AVAILABLE RECORDS section start

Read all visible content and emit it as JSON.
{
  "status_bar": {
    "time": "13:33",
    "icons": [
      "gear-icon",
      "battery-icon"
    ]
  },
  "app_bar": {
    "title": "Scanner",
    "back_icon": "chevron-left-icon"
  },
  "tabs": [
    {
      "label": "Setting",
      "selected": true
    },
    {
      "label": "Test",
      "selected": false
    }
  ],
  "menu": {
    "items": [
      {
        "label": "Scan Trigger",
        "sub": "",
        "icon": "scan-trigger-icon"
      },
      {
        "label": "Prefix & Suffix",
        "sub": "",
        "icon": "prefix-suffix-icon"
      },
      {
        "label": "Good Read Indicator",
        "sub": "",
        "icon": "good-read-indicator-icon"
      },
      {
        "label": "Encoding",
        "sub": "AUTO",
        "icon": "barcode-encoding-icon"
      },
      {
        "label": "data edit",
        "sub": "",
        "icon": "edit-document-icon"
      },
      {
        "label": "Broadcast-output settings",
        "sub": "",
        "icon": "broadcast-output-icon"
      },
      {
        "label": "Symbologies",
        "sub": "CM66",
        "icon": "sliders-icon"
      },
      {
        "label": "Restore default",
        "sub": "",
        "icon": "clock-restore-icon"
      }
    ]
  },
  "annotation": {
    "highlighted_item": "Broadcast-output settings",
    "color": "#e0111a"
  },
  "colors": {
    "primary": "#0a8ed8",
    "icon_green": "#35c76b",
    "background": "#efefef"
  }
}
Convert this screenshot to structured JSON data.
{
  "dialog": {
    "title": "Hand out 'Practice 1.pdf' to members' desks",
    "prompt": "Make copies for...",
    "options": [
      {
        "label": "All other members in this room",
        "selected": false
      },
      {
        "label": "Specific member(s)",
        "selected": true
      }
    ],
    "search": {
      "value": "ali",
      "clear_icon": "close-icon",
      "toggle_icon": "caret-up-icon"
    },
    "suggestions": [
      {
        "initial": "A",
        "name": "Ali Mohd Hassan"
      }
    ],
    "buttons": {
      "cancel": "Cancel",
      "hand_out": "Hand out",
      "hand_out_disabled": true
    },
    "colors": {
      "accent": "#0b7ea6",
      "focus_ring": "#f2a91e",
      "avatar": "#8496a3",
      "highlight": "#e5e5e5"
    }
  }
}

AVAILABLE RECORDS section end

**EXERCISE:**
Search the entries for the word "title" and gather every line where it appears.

**RESULT OF THE TASK:**
    "title": "Scanner",
    "title": "Hand out 'Practice 1.pdf' to members' desks",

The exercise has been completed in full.